Old and new ways meet in gardening

July 26, 2022

Many of us mark the coming and going of the seasons by the appearance of the violets, the hummingbirds, the lobster feeds, the fireflies, the strawberries, and the first greens and beans from the garden. And then it is with some reserve we greet the first tomatoes, for the summer is peaking and preparing to leave.

Hand in hand with this appreciation of these seasonal gifts is a special appreciation of how abundant and beautiful our little corner of the world is. For generations, the Mi’kmaq, the Acadians, the Gaels, Black and White Loyalists, the Dutch, and the many others that have come and stayed, attest to our great fortune.

The cucumber beetle can present a real challenge in the garden.

For many people this is the most beautiful time of the year, the seedlings are ready to plant, the roses are blooming, and the wildflowers are making their show. Gardening is often a way to really feel personally connected to this spectacle of growth and development; the unfolding of the blossom, the forming of apple, and the natural and ancient practice of gathering our foods for the table.

The beauty of gardening is that, although we often have this interest and love passed down in homes as children, the wonder and satisfaction is there for anyone to pick up. It is as easy as keeping a planter on the deck, or a flower by the step. Gardening may not be for everyone, but the many benefits of gardening make it a very good candidate for a hobby. After all, what pursuits provide you exercise, an outlet for artistic expression, reduce grocery bills, provide far healthier and tastier foods than you can buy, and a profound sense of satisfaction?

There was a time when just about every home had a garden, and even the hospital maintained a garden to provide food for its patients. Our dependence on earned income and two-income homes has changed the way we spend our time and resources, but there are so many factors that have brought our attentions back to the garden.

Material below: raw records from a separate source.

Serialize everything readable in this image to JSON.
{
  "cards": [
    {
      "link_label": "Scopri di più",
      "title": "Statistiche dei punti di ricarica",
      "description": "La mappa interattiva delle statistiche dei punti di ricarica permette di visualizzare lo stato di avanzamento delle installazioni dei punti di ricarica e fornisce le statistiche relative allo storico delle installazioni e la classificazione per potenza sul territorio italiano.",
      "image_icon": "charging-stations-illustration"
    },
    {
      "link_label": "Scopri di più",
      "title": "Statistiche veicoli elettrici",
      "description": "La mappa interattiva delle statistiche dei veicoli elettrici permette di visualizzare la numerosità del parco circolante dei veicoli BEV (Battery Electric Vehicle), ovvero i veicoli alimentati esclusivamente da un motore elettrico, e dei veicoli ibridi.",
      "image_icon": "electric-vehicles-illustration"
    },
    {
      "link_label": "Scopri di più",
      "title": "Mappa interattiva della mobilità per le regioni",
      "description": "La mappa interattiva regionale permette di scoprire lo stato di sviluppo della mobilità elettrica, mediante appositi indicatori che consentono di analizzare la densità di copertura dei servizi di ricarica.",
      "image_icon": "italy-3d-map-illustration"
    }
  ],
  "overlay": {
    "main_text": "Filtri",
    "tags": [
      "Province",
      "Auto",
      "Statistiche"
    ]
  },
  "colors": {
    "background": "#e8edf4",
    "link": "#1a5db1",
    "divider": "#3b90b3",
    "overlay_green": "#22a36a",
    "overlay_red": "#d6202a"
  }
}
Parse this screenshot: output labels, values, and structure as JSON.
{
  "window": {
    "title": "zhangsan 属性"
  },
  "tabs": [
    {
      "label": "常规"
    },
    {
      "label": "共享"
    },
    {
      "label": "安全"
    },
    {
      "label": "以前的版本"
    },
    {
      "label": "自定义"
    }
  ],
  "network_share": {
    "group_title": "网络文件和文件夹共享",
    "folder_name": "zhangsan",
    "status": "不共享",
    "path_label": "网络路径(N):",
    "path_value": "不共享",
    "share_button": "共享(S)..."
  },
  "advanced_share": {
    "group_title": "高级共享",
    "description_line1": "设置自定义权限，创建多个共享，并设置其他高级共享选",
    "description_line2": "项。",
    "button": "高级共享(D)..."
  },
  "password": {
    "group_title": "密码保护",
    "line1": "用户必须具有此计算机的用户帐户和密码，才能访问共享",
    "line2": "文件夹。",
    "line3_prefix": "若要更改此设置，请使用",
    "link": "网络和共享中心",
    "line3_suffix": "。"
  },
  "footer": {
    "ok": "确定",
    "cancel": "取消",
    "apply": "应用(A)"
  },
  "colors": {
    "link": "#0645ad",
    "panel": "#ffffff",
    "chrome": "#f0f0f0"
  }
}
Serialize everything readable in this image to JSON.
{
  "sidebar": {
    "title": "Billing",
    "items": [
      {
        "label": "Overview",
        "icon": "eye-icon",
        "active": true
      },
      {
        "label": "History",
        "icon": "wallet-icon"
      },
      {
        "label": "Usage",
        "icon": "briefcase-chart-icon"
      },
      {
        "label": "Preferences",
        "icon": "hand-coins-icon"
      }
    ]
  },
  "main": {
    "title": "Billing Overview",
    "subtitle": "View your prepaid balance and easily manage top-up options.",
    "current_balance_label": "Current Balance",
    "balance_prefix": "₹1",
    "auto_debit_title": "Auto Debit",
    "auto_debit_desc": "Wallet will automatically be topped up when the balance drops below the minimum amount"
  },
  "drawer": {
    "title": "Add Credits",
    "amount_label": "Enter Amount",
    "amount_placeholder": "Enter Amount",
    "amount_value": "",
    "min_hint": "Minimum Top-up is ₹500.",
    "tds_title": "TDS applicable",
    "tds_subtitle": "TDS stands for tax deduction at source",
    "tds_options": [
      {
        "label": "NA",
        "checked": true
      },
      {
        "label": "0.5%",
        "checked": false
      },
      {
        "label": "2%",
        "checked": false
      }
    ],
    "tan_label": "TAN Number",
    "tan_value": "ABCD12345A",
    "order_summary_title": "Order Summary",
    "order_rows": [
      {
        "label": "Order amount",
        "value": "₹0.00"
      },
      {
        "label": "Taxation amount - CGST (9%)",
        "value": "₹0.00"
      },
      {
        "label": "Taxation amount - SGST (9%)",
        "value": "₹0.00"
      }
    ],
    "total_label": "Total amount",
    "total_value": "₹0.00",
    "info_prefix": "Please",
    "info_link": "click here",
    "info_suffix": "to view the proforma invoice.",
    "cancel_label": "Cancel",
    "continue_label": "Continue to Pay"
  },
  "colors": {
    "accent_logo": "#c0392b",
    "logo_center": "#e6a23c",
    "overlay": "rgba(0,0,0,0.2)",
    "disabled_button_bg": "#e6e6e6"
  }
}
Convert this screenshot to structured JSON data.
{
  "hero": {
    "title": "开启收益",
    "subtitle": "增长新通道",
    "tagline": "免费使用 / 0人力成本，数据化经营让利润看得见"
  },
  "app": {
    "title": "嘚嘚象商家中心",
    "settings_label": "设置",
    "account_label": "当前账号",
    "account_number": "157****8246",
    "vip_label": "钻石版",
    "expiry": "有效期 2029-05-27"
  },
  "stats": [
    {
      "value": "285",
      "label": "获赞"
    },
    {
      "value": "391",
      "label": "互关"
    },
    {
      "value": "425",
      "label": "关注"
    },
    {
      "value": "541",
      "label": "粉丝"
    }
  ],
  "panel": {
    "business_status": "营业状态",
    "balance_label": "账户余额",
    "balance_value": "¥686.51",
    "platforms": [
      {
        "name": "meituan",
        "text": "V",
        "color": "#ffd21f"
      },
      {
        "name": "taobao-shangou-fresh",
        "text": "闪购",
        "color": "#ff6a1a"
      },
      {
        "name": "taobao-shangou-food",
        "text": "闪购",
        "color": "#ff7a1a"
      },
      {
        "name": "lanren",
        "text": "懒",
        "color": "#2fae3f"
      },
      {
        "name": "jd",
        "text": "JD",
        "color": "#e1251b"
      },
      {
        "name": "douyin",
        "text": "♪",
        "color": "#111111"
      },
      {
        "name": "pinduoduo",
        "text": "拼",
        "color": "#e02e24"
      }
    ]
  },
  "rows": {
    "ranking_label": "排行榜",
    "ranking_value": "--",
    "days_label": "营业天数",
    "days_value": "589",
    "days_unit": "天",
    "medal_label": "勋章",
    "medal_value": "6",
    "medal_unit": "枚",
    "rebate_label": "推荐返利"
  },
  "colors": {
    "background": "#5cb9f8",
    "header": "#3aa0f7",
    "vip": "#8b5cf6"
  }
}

While the practice of gardening nearly skipped a generation, young families are returning to simpler ways. I have talked to many people who have put in their first garden over the last couple of years. They recount their parents’ practices, and what their parents recall from their own childhood.We have a tremendous resource of knowledge in our communities from those who grew up with a garden as an important household contributor. People cherish the stories of their mother’s favourite peony, or the cosmos seeds that their father shared widely across the county. Gardening is a part of our culture.

My passion is that we seed a new generation with the joys and values of our gardening culture, for their well-being, and for the good of our communities and the wider world. We will benefit from having food in our own yards and communities, and not relying on truck fuel to bring it all to us.

Gardening News

2022 is a great year to dip your toe into gardening. This is ‘Canada’s Year of the Garden’. ‘Garden Day’ was celebrated on June 18, and Cape Breton’s Chapter of the Nova Scotia Association of Garden Clubs (NSAGC) hosted a day of garden talks and activities in Sydney. The NSAGC has a useful website for the gardener, an annual convention, and a Facebook Page where gardeners can post questions, and brag about garden successes.

The Inverness Garden Club, a NSAGC Member, celebrates its 20th anniversary this year. Formed as a way for gardeners to connect, they have raised the fund-raising bar to a new level, and their baskets and barrels really put a polish on the Inverness streets.

The Inverness Garden Club hosts great events, and this year featured talks by our County’s own Jamie Ellison and Beth Cameron. Jamie spoke on “Gardening for Acidic Soils”, the subject of his new book, and Beth shared her extensive knowledge of growing succulents.

Veteran and new gardeners may be shocked this year with with the great numbers of cucumber beetles. These cheerful looking yellow and black striped beetles have been decimating people’s cucumbers, zucchinis, squash and pumpkin plants in short order. The beetles will reappear each year, so it is best not to let them get established. They suck the juices from the plants, but worse, they can carry a disease that will cause the whole plant to wilt and die.

Control measures for cucumber beetle include covering plants with fabric before the bugs arrive, putting tanglefoot on yellow sheets of paper in the garden to trap them, and planting them out later to avoid the beetles’ ‘busy season’. There’s an effective powder made from microscopic sea life (diatomaceous earth) that is not a poison, but still needs to be used carefully because it also kills any harmless pollinators. Whole plants that are wilted should be removed, since they serve as a source to spread the wilt to your other plants.

Another exciting development is the arrival of the greenhouse kit for Inverness’s Mill Road Social Enterprises Community Garden and Greenhouse. With a focus on accessibility, their first raised beds have been built, and work will begin this year to raise the 20 x 48 foot hoophouse. This space offers a place for all ages and abilities to share and learn.

Our next Participaper gardening feature will focus on school and community gardens across the county. Please contact me at 902.258.5768 or strathlorne@gmail.com with information on your project.

Happy gardening!

Caroline Cameron lives in Strathlorne, and offers gardening and guiding services around Cape Breton Island. Please submit any gardening tips, questions, and news to strathlorne@gmail.com and visit Facebook at Nature/Nurture Gardening & Hiking.